Debo reconocer que cuando leí el resumen de esta novela no me llamó mucho la atención. Pero como Johnny Diaz era un autor que nunca había leído le di una oportunidad. Y sólo puedo decirles que amé esta novela.

Ha llegado a mis manos en un momento en mi vida en el que me hizo revivir muchas cosas pasadas con mi padre. Desafortunadamente falleció hace casi dos meses y sentí en carne propia muchas de las vivencias de Gabriel, el protagonista de esta fantástica historia.

Un relato muy humano, muy real, creíble hasta la médula.

Ha pasado a ser una de mis historias favoritas.

Me enamoré de la forma de escribir de Johnny, de su forma de sentir, de su forma de expresar tanto sentimiento contenido.

Quiero darle las gracias al autor. Sé que sólo es una única palabra para tantas que me ha dado, para tantos recuerdos que me ha hecho revivir y volver a sentir y reír y llorar al mismo tiempo.

Esta tal vez es una reseña algo extraña, pero sólo me sale escribir qué sentía mientras leía y cómo me sentí al llegar al final: paz, esperanza, dolor liberado, entendimiento.




Friday, June 5, 2015

Selfie stick(y) situation

Obnoxious? Annoying? Hazardous?  I'm talking about selfie sticks and the growing backlash.

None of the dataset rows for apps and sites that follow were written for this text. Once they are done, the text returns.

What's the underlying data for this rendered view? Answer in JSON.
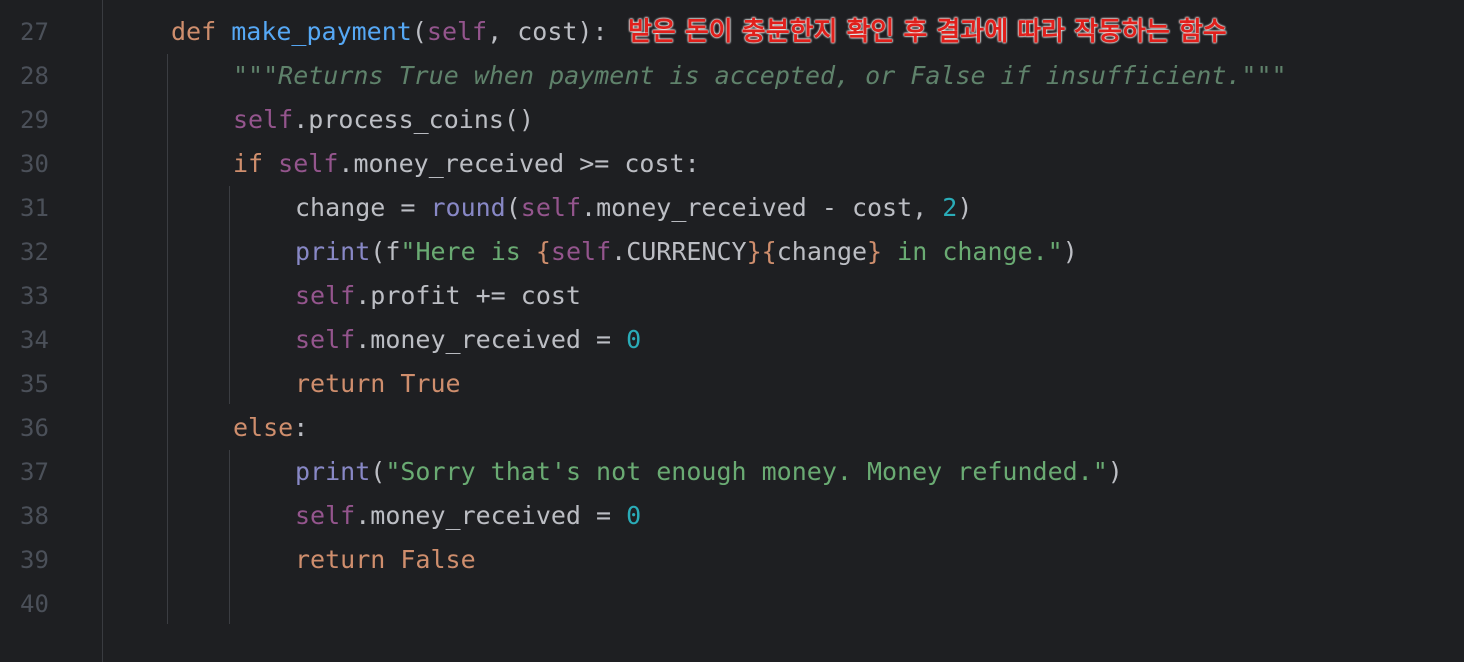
{
  "line_numbers": [
    "27",
    "28",
    "29",
    "30",
    "31",
    "32",
    "33",
    "34",
    "35",
    "36",
    "37",
    "38",
    "39",
    "40"
  ],
  "colors": {
    "background": "#1e1f22",
    "keyword": "#cf8e6d",
    "function": "#56a8f5",
    "self": "#94558d",
    "builtin": "#8888c6",
    "string": "#6aab73",
    "number": "#2aacb8",
    "docstring": "#5f826b",
    "annotation": "#e0201c"
  },
  "annotation": "받은 돈이 충분한지 확인 후 결과에 따라 작동하는 함수",
  "code": {
    "l27": {
      "def": "def",
      "name": "make_payment",
      "open": "(",
      "self": "self",
      "rest": ", cost):"
    },
    "l28": {
      "doc": "\"\"\"Returns True when payment is accepted, or False if insufficient.\"\"\""
    },
    "l29": {
      "self": "self",
      "rest": ".process_coins()"
    },
    "l30": {
      "if": "if",
      "self": "self",
      "rest": ".money_received >= cost:"
    },
    "l31": {
      "a": "change = ",
      "round": "round",
      "b": "(",
      "self": "self",
      "c": ".money_received - cost, ",
      "num": "2",
      "d": ")"
    },
    "l32": {
      "print": "print",
      "a": "(",
      "f": "f",
      "s1": "\"Here is ",
      "b1": "{",
      "self": "self",
      "m": ".CURRENCY",
      "b2": "}",
      "b3": "{",
      "v": "change",
      "b4": "}",
      "s2": " in change.\"",
      "end": ")"
    },
    "l33": {
      "self": "self",
      "rest": ".profit += cost"
    },
    "l34": {
      "self": "self",
      "rest": ".money_received = ",
      "num": "0"
    },
    "l35": {
      "return": "return",
      "sp": " ",
      "val": "True"
    },
    "l36": {
      "else": "else",
      "rest": ":"
    },
    "l37": {
      "print": "print",
      "a": "(",
      "str": "\"Sorry that's not enough money. Money refunded.\"",
      "end": ")"
    },
    "l38": {
      "self": "self",
      "rest": ".money_received = ",
      "num": "0"
    },
    "l39": {
      "return": "return",
      "sp": " ",
      "val": "False"
    }
  }
}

The camera poles, which are really popular among tourists, aren't welcomed in some South Florida hot spots and tourist stops. That includes museums, zoos and even Marlins Park where the Marlins play. Here's my article on the selfie stick ban.